When my dad was a young man growing up in Ireland he was an avid cyclist, and spent every spare penny he had on the maintenance of his bicycles. When he was able to take a holiday from work he and his friends would cycle around the country. Together they navigated the entire Republic of Ireland. They were very well prepared, carrying with them sleeping bags, a primus stove for cooking, along with a neatly compact kit of cooking implements, some food, candles, and torches (a kind of flashlight) for night lighting.
Each day the travelling group would go as far as the wind and their legs would carry them. Overnight accommodations were arranged as they went. Their fellow countrymen were very helpful and very welcoming. Many nights they found themselves sleeping in the hayloft of an accommodating farm, in exchange for helping out a little the next day. After such nights they were usually greeted with a delicious breakfast of fresh eggs, sausages, bacon, batch bread (a delicious Irish bread), and coffee so strong "it would grow hair on your chest", as my dad used to say.
On a trip up into Connemara they found themselves arriving in a small village too late at night to make any sort of sleeping arrangements. They had cycled through the Twelve Bens, a mountain range which, while not exceptionally high, has roads so narrow and drops so steep that cycling through it is not for the faint of heart. The weather had closed in on them, and visibility was very poor; they had to stop for a while before completing their journey through the mountains, thus the very late arrival at the village.
The weather was still a little unstable when they arrived, and not wanting to get drenched by an overnight rain while sleeping under the stars, they decided to seek shelter inside castle ruins one of the party had spotted in a field on the edge of the village. They made their way through the field, gingerly stepping over 'cow pies', and trying to quiet the clatter of their bicycles so as not to unsettle the cows. My dad loved the darkness of the night; he said it seemed as though there were a billion stars in the sky.
They arrived to discover the ruins of the castle were in good enough shape that they would be well sheltered for the night. They pulled out their gear, lit candles, heated up the primus stove, and prepared a small meal over which they enjoyed animated conversation about their day's adventures. They used the torches and candles to poke around a bit inside the ruins before finally extinguishing them and settling in for the night.
My dad said he had never slept so soundly. They slept late into the morning and awakened fresh and ready to go into the village for a hearty meal before they once again set out on their bikes.
Along the road they met a shepherd moving a large flock of sheep down the road. He directed them to a small pub where they could get a meal, and told them to avoid the castle ruins on their tour because during the night he had noticed strange lights in the castle keep. He was worried that the angry ghost who used to haunt the place might be back. The cycling party said nothing and proceeded to the pub.

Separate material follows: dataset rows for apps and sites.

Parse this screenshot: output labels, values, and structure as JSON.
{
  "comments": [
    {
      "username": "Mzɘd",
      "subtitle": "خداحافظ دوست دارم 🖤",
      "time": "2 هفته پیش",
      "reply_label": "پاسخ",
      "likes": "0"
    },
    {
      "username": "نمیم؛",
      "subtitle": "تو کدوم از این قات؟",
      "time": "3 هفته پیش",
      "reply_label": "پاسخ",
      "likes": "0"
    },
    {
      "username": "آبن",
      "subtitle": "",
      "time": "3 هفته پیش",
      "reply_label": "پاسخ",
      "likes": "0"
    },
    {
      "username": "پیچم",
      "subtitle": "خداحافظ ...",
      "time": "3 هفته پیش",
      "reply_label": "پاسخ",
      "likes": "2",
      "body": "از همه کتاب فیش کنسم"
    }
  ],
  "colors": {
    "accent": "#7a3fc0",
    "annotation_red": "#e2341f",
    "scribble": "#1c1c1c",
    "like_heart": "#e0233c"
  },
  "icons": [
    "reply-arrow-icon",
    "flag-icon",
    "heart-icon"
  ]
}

They arrived to find the place in an uproar with a couple of villagers excitedly talking about strange lights seen in the castle ruins the previous night, how the lights moved around so much, how they were glowing for a while and then suddenly gone. There was one "ole fella" (my dad's words) in particular who seemed to delight in regaling the group with stories about apparitions met and ghosts that had once haunted the ruins, and who wondered aloud what this reappearance might mean.

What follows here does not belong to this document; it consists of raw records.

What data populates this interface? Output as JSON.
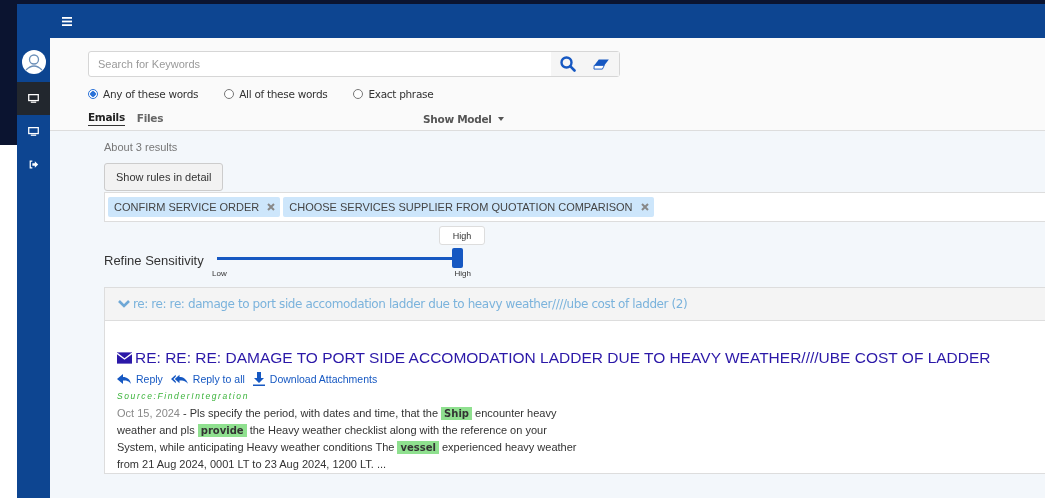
{
  "sidebar": {
    "items": [
      {
        "kind": "avatar"
      },
      {
        "kind": "monitor",
        "selected": true
      },
      {
        "kind": "monitor",
        "selected": false
      },
      {
        "kind": "sign-out",
        "selected": false
      }
    ]
  },
  "search": {
    "placeholder": "Search for Keywords"
  },
  "match_modes": [
    {
      "label": "Any of these words",
      "selected": true
    },
    {
      "label": "All of these words",
      "selected": false
    },
    {
      "label": "Exact phrase",
      "selected": false
    }
  ],
  "tabs": [
    {
      "label": "Emails",
      "selected": true
    },
    {
      "label": "Files",
      "selected": false
    }
  ],
  "show_model": "Show Model",
  "results_count": "About 3 results",
  "rules_button": "Show rules in detail",
  "rule_tags": [
    {
      "label": "CONFIRM SERVICE ORDER"
    },
    {
      "label": "CHOOSE SERVICES SUPPLIER FROM QUOTATION COMPARISON"
    }
  ],
  "sensitivity": {
    "label": "Refine Sensitivity",
    "tooltip": "High",
    "level": 1,
    "min_label": "Low",
    "max_label": "High"
  },
  "thread": {
    "expanded": true,
    "title": "re: re: re: damage to port side accomodation ladder due to heavy weather////ube cost of ladder (2)",
    "result": {
      "subject": "RE: RE: RE: DAMAGE TO PORT SIDE ACCOMODATION LADDER DUE TO HEAVY WEATHER////UBE COST OF LADDER",
      "actions": [
        {
          "kind": "reply",
          "label": "Reply"
        },
        {
          "kind": "reply-all",
          "label": "Reply to all"
        },
        {
          "kind": "download",
          "label": "Download Attachments"
        }
      ],
      "source": "Source:FinderIntegration",
      "date": "Oct 15, 2024",
      "snippet": "- Pls specify the period, with dates and time, that the **Ship** encounter heavy weather and pls **provide** the Heavy weather checklist along with the reference on your System, while anticipating Heavy weather conditions The **vessel** experienced heavy weather from 21 Aug 2024, 0001 LT to 23 Aug 2024, 1200 LT.  ..."
    }
  }
}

My father and his friends felt they should own up to the fact that it was them lighting up the ruins the previous night, and not an angry ghost; however, everyone seemed so excited about it that they just didn't have the heart to say anything. The 'cycling apparitions' happily shared a meal with the villagers at the pub and continued on their journey.

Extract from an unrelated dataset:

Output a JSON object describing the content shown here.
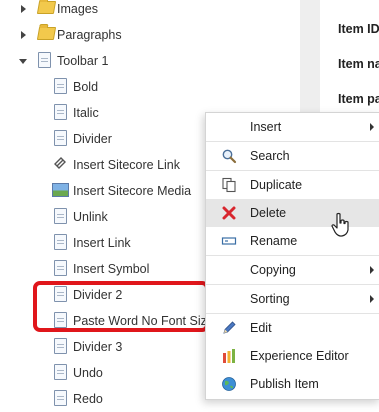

Note: *The ruins in the image I have included above are not in fact in Connemara; they are in Tipperary, but you get the picture.